━━━ SUPPLIED ENTRIES

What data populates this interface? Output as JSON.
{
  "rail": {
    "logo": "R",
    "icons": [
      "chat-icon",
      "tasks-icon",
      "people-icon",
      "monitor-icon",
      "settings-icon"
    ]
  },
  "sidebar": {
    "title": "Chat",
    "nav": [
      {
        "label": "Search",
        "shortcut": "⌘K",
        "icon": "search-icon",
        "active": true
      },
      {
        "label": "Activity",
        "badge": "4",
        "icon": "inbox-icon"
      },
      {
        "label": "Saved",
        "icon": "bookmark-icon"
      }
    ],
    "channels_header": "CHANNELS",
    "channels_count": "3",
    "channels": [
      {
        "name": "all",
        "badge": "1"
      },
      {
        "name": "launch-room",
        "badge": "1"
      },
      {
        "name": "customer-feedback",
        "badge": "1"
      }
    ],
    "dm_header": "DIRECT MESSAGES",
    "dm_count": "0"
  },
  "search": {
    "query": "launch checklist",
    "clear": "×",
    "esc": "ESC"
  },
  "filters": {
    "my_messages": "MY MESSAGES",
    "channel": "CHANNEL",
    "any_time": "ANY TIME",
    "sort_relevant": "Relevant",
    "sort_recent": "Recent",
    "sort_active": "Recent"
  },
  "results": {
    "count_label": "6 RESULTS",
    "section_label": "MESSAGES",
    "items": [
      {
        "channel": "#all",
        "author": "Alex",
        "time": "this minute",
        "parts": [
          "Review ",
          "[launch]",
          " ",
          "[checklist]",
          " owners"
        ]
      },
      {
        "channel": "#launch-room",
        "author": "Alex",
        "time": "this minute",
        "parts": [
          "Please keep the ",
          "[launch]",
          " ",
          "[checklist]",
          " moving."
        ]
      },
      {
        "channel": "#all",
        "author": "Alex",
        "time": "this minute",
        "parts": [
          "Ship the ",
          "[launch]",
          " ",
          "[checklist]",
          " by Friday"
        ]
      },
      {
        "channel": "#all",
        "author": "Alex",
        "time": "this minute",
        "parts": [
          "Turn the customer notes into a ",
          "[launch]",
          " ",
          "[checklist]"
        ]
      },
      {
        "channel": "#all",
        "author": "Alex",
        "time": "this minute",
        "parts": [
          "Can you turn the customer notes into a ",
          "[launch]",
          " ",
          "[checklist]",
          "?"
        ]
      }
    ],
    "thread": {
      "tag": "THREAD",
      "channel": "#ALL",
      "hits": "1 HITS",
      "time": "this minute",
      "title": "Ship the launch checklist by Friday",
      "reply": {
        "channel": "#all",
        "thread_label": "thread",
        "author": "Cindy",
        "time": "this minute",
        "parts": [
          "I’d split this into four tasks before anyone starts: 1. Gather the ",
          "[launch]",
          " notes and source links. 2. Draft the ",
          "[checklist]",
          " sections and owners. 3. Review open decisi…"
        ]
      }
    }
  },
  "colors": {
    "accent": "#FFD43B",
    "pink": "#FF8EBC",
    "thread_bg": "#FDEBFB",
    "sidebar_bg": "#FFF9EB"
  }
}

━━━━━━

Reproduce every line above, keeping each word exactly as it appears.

> **PROBLEM SOLUTION**
What data populates this interface? Output as JSON.
{
  "rail": {
    "logo": "R",
    "icons": [
      "chat-icon",
      "tasks-icon",
      "people-icon",
      "monitor-icon",
      "settings-icon"
    ]
  },
  "sidebar": {
    "title": "Chat",
    "nav": [
      {
        "label": "Search",
        "shortcut": "⌘K",
        "icon": "search-icon",
        "active": true
      },
      {
        "label": "Activity",
        "badge": "4",
        "icon": "inbox-icon"
      },
      {
        "label": "Saved",
        "icon": "bookmark-icon"
      }
    ],
    "channels_header": "CHANNELS",
    "channels_count": "3",
    "channels": [
      {
        "name": "all",
        "badge": "1"
      },
      {
        "name": "launch-room",
        "badge": "1"
      },
      {
        "name": "customer-feedback",
        "badge": "1"
      }
    ],
    "dm_header": "DIRECT MESSAGES",
    "dm_count": "0"
  },
  "search": {
    "query": "launch checklist",
    "clear": "×",
    "esc": "ESC"
  },
  "filters": {
    "my_messages": "MY MESSAGES",
    "channel": "CHANNEL",
    "any_time": "ANY TIME",
    "sort_relevant": "Relevant",
    "sort_recent": "Recent",
    "sort_active": "Recent"
  },
  "results": {
    "count_label": "6 RESULTS",
    "section_label": "MESSAGES",
    "items": [
      {
        "channel": "#all",
        "author": "Alex",
        "time": "this minute",
        "parts": [
          "Review ",
          "[launch]",
          " ",
          "[checklist]",
          " owners"
        ]
      },
      {
        "channel": "#launch-room",
        "author": "Alex",
        "time": "this minute",
        "parts": [
          "Please keep the ",
          "[launch]",
          " ",
          "[checklist]",
          " moving."
        ]
      },
      {
        "channel": "#all",
        "author": "Alex",
        "time": "this minute",
        "parts": [
          "Ship the ",
          "[launch]",
          " ",
          "[checklist]",
          " by Friday"
        ]
      },
      {
        "channel": "#all",
        "author": "Alex",
        "time": "this minute",
        "parts": [
          "Turn the customer notes into a ",
          "[launch]",
          " ",
          "[checklist]"
        ]
      },
      {
        "channel": "#all",
        "author": "Alex",
        "time": "this minute",
        "parts": [
          "Can you turn the customer notes into a ",
          "[launch]",
          " ",
          "[checklist]",
          "?"
        ]
      }
    ],
    "thread": {
      "tag": "THREAD",
      "channel": "#ALL",
      "hits": "1 HITS",
      "time": "this minute",
      "title": "Ship the launch checklist by Friday",
      "reply": {
        "channel": "#all",
        "thread_label": "thread",
        "author": "Cindy",
        "time": "this minute",
        "parts": [
          "I’d split this into four tasks before anyone starts: 1. Gather the ",
          "[launch]",
          " notes and source links. 2. Draft the ",
          "[checklist]",
          " sections and owners. 3. Review open decisi…"
        ]
      }
    }
  },
  "colors": {
    "accent": "#FFD43B",
    "pink": "#FF8EBC",
    "thread_bg": "#FDEBFB",
    "sidebar_bg": "#FFF9EB"
  }
}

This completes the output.